Standing in line awaiting the delivery of my credentials to enter SHAPE was, to say the least, intimidating. Listening to multi-lingual conversations echoing throughout the room with my boss, a former marine, towering over my 5’1 stature made me realize how small my life had become both literally and figuratively. I was beginning my internship with NATO, an organization I learned about in my elementary school history class; an organization that has shaped the world we live in; an organization that continues to adapt and evolve to face the contemporary challenges that arise.
As I walked through SHAPE for the first time, I saw the countless measures taken to ensure a secure environment for all SHAPE employees. Every perimeter is separated by barbed wire, every gate is manned with security staff prompting IDs or credentials, and every building is equipped with its own unique security measures, turnstiles and/or keys.
Outside of the secured work environment is the outer laying “campus.” A place so oddly reminiscent of the TV-set for LOST I could not help but expect John Locke to emerge from the Hatch repeating “4 8 15 16 23 42.” Despite the base’s outward austerity, SHAPE’s employees, both military and civilian, are warm and welcoming. Regardless of nationality or rank, these women and men are always willing to extend a greeting and a smile.
This week marks my first month working for NATO here in Mons, Belgium. It is hard to believe but among the constant rotation of staff, I am hard to distinguish from a real SHAPE veteran. Now that I have significantly learned the ropes, I try to find new ways to further familiarize myself with my surroundings. Sometimes I test my knowledge of flags that are embroidered on the sleeves of my fellow “Shapians”, other times I try to guess the rank and post based on the uniforms’ adorned insignia — maybe someday I will even be able to match the skills of the more veteran SHAPE staff who claim they can determine the country by the pattern and color of camouflage. (UPDATE: I successfully distinguished the US Naval fatigues today.)
My assimilation to life at SHAPE and in Mons has been aided by the amazing support team in the ACT SEE LEGAD Office, as well as, the droves of people of all creeds and nations who are willing to share their experiences to help me adjust. I cannot seem to find the words to express my gratitude to St. John’s and ACT SEE for creating this remarkable opportunity, nor my pleasure in joining the ranks of students who have paved the way and secured the longevity of this program through their hard work and notable performances. Although I may have big shoes to fill (with my size six foot), I am genuinely ecstatic to be a part of the NATO Practicum and cannot wait to see what adventures are in store for me.
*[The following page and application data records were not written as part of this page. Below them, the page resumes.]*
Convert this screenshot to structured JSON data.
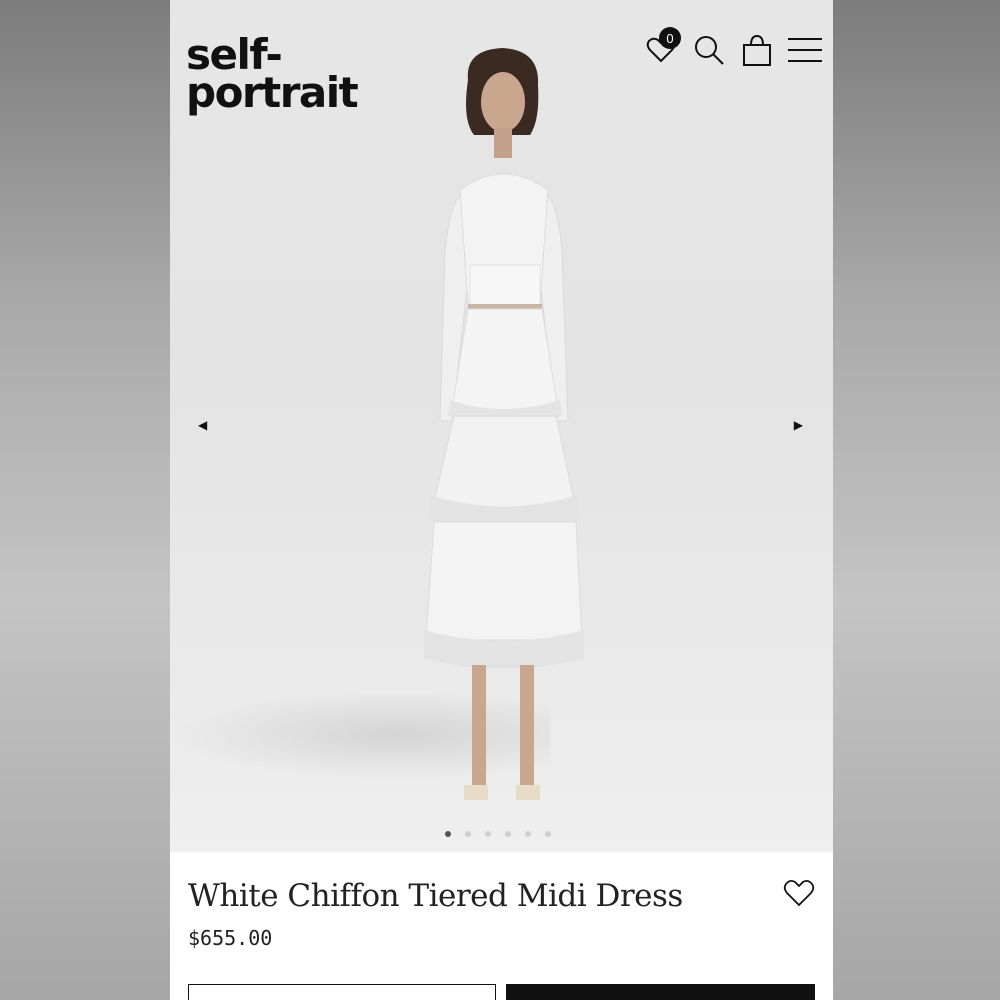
{
  "brand": {
    "logo_line1": "self-",
    "logo_line2": "portrait"
  },
  "header": {
    "wishlist_count": "0",
    "icons": [
      "heart-icon",
      "search-icon",
      "bag-icon",
      "menu-icon"
    ]
  },
  "carousel": {
    "slide_count": 6,
    "active_index": 0
  },
  "product": {
    "title": "White Chiffon Tiered Midi Dress",
    "price": "$655.00"
  },
  "colors": {
    "text": "#111111",
    "button_dark": "#111111",
    "background": "#ffffff"
  }
}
Until next time,
 Allied Command Transformation Staff Element Europe Office of the Legal Adviser